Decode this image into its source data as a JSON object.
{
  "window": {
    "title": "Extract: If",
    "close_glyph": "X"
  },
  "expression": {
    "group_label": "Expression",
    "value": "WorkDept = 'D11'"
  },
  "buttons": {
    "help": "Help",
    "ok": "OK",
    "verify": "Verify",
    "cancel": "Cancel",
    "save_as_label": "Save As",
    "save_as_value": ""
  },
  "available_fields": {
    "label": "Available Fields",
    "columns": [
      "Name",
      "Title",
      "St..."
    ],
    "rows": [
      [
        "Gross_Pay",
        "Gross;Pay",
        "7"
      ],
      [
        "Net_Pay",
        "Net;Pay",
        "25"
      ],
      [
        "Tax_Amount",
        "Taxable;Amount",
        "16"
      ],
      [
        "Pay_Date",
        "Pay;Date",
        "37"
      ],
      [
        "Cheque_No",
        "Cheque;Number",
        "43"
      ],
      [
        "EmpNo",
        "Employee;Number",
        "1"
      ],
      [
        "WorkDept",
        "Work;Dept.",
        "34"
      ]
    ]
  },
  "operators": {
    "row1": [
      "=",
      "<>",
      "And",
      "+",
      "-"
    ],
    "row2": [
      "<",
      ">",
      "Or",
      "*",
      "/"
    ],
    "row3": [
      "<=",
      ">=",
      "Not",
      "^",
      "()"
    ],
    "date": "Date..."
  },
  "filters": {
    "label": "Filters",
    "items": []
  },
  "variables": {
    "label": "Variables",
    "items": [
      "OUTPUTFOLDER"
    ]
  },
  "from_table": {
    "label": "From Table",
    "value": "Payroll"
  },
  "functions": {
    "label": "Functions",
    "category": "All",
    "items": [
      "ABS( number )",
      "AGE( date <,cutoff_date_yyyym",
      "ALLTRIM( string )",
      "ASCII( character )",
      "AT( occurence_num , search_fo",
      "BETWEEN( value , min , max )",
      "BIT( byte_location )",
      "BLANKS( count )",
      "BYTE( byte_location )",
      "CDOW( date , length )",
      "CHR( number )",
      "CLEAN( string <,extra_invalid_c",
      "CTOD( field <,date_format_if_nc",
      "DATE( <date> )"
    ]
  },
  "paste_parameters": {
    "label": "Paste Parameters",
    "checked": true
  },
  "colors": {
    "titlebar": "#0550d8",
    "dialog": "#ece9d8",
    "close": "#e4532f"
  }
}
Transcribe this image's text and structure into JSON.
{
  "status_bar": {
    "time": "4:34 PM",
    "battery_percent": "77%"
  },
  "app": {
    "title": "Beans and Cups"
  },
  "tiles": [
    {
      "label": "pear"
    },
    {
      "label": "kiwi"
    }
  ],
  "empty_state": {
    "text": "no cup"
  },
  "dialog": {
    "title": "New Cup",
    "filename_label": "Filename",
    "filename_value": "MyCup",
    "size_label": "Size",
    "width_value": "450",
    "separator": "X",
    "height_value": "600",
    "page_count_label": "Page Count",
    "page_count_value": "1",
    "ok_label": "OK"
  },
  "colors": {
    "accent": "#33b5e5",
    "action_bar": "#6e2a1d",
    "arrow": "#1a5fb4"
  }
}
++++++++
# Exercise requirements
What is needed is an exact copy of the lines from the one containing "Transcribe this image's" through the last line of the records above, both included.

# Answer box
Transcribe this image's text and structure into JSON.
{
  "status_bar": {
    "time": "4:34 PM",
    "battery_percent": "77%"
  },
  "app": {
    "title": "Beans and Cups"
  },
  "tiles": [
    {
      "label": "pear"
    },
    {
      "label": "kiwi"
    }
  ],
  "empty_state": {
    "text": "no cup"
  },
  "dialog": {
    "title": "New Cup",
    "filename_label": "Filename",
    "filename_value": "MyCup",
    "size_label": "Size",
    "width_value": "450",
    "separator": "X",
    "height_value": "600",
    "page_count_label": "Page Count",
    "page_count_value": "1",
    "ok_label": "OK"
  },
  "colors": {
    "accent": "#33b5e5",
    "action_bar": "#6e2a1d",
    "arrow": "#1a5fb4"
  }
}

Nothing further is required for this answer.